Instructions for the task: Whenever a line in the records below contains "blindness", pick it out.
The data Block Start
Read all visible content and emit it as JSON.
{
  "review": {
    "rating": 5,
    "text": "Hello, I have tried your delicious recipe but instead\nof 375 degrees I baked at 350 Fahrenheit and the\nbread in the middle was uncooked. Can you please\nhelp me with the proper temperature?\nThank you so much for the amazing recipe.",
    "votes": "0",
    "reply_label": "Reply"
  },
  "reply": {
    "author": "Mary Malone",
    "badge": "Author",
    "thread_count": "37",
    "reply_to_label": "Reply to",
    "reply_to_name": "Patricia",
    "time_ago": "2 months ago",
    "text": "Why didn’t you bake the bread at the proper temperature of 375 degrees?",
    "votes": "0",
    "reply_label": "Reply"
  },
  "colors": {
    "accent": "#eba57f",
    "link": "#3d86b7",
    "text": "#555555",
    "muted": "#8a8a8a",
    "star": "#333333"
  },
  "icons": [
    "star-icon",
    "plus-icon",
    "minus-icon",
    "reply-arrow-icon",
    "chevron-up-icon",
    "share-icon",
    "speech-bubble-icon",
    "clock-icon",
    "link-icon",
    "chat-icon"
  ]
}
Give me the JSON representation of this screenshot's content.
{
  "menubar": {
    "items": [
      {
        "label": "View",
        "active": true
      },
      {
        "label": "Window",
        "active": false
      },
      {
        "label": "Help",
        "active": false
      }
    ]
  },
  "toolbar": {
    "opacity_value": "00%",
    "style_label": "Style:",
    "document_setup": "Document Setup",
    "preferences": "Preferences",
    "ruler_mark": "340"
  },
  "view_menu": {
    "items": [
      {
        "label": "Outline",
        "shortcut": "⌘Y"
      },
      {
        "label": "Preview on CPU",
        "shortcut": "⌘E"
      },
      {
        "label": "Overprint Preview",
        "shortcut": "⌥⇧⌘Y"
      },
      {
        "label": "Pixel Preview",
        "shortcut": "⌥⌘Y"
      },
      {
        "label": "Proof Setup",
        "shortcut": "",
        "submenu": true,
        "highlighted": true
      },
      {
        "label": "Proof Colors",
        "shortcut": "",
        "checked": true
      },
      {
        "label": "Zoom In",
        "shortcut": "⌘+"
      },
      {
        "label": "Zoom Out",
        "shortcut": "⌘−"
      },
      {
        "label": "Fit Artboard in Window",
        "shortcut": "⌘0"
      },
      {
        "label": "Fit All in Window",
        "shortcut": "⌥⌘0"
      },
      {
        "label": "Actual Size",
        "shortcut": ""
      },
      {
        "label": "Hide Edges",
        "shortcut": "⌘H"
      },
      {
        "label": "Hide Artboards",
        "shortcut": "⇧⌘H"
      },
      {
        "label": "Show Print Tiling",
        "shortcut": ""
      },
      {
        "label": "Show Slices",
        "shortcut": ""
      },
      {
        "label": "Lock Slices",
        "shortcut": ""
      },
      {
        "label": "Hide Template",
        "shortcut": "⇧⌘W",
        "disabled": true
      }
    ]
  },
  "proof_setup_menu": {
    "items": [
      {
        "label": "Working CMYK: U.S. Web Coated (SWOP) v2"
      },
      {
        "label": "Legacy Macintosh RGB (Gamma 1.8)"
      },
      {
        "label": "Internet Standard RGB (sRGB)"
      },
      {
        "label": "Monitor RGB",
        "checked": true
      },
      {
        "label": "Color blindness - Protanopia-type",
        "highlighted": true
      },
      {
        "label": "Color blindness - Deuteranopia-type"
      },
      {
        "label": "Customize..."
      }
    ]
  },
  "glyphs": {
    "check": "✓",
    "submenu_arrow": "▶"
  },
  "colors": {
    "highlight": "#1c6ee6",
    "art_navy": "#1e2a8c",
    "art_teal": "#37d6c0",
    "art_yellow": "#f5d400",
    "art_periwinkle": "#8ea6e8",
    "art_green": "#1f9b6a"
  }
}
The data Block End
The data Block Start
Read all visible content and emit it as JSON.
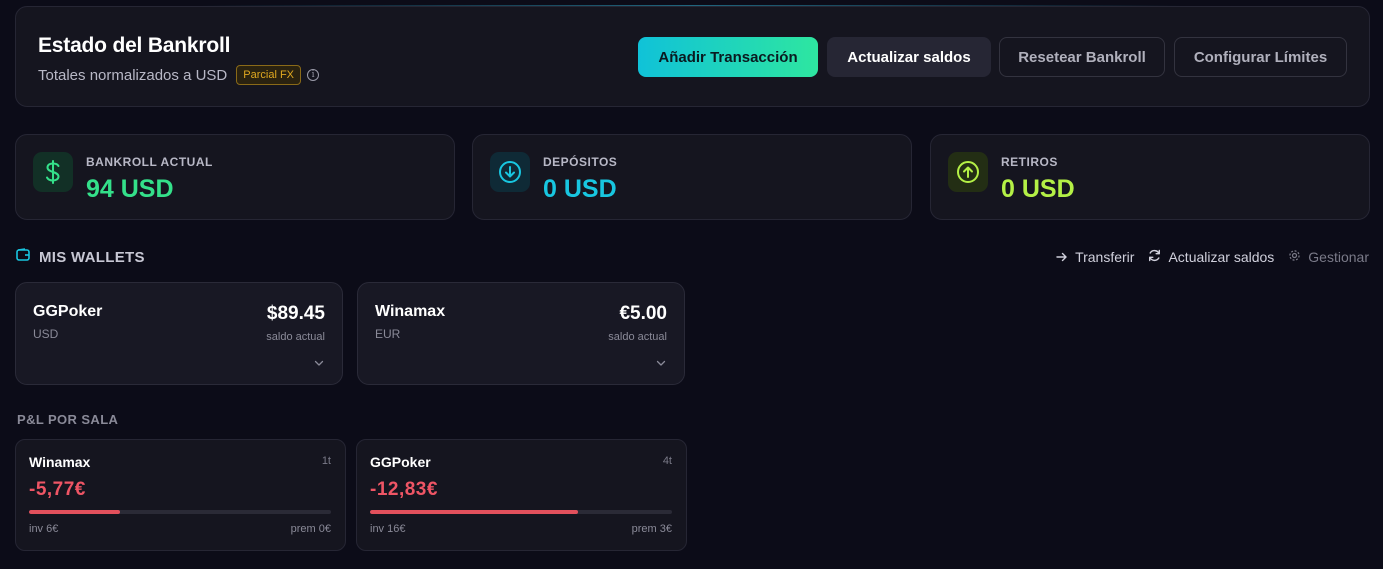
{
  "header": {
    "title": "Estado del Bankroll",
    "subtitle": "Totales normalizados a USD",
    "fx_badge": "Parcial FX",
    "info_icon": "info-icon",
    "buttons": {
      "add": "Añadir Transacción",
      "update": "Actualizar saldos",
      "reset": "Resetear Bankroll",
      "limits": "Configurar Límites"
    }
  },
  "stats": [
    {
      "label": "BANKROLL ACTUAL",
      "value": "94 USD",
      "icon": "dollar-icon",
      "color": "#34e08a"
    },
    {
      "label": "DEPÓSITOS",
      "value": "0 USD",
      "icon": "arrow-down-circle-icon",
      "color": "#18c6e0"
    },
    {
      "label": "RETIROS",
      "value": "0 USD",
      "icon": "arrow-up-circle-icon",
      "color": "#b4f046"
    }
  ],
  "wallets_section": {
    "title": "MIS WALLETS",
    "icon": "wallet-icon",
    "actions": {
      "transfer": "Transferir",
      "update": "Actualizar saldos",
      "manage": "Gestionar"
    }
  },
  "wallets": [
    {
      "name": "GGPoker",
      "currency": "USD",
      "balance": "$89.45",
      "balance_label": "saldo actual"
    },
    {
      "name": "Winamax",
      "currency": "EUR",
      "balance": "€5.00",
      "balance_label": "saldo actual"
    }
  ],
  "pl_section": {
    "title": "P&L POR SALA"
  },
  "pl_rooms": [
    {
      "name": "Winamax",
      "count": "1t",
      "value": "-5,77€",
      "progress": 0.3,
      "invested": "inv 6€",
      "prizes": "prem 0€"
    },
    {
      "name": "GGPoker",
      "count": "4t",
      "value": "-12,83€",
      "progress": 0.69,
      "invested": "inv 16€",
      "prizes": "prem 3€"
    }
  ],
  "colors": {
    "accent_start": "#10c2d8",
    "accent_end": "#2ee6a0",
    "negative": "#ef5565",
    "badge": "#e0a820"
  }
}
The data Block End
Solution to the exercise:
        "label": "Color blindness - Protanopia-type",
        "label": "Color blindness - Deuteranopia-type"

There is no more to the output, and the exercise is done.